The most common adverse effects (appearing in 10% or more of patients) were somnolence; elevated liver enzyme levels; decreased appetite; diarrhea; rash; fatigue, malaise, and weakness; insomnia; sleep disorder; poor-quality sleep; and infections. Somnolence is likely to diminish with continued treatment. The rise in liver enzyme levels is usually minimal. The risk of increases in liver enzyme levels is greater if the patient takes larger doses of cannabidiol or is also taking the antiseizure drug valproate. Like all antiepileptic drugs, cannabidiol carries a warning that it might induce suicidal ideation, depression, aggression, or panic attacks.

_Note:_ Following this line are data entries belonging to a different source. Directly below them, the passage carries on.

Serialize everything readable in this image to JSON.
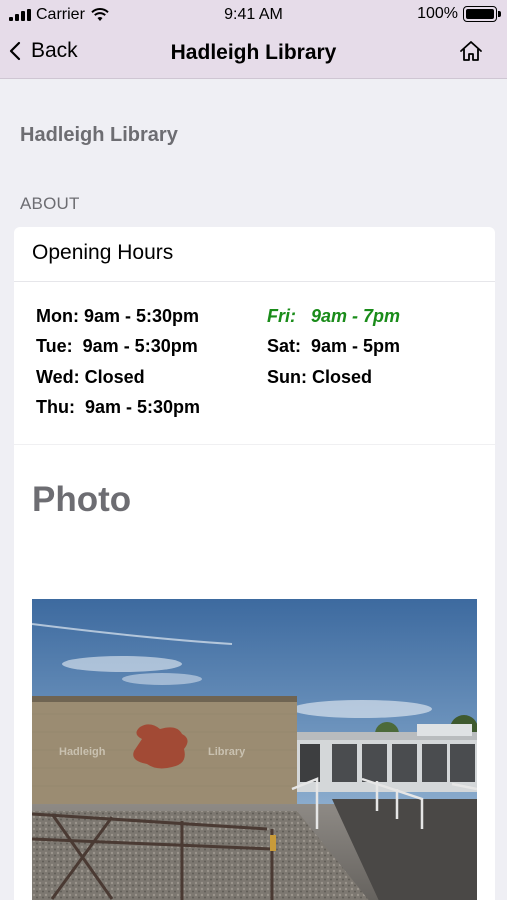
{
  "status": {
    "carrier": "Carrier",
    "time": "9:41 AM",
    "battery": "100%"
  },
  "nav": {
    "back_label": "Back",
    "title": "Hadleigh Library"
  },
  "page": {
    "title": "Hadleigh Library",
    "section": "ABOUT"
  },
  "opening_hours": {
    "title": "Opening Hours",
    "left": [
      {
        "text": "Mon: 9am - 5:30pm"
      },
      {
        "text": "Tue:  9am - 5:30pm"
      },
      {
        "text": "Wed: Closed"
      },
      {
        "text": "Thu:  9am - 5:30pm"
      }
    ],
    "right": [
      {
        "text": "Fri:   9am - 7pm",
        "highlight": true
      },
      {
        "text": "Sat:  9am - 5pm"
      },
      {
        "text": "Sun: Closed"
      }
    ]
  },
  "photo": {
    "title": "Photo",
    "sign_left": "Hadleigh",
    "sign_right": "Library"
  },
  "colors": {
    "nav_bg": "#e6dce9",
    "highlight": "#1a8c1a",
    "secondary_text": "#6d6d72"
  }
}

Nurses should ensure that blood work is done at baseline before the patient begins cannabidiol therapy to assess liver function (alanine aminotransferase, aspartate aminotransferase, and total bilirubin levels). Blood work should be repeated after one month, three months, and six months of treatment; if the enzyme levels are greater than three times the upper limit of normal, the patient is at risk for liver damage. Assess these patients carefully for signs and symptoms of liver disease, such as nausea, vomiting, right upper quadrant abdominal pain, fatigue, anorexia, jaundice, and dark urine. Instruct parents and patients to measure doses with the calibrated measuring device included in the packaging, rather than a household teaspoon or tablespoon. Nurses should follow the administration instructions included in the labeling (available online at to teach patients how to prepare the medication bottle and use the dosing syringe. Nurses should let patients know that information will also accompany each filled prescription.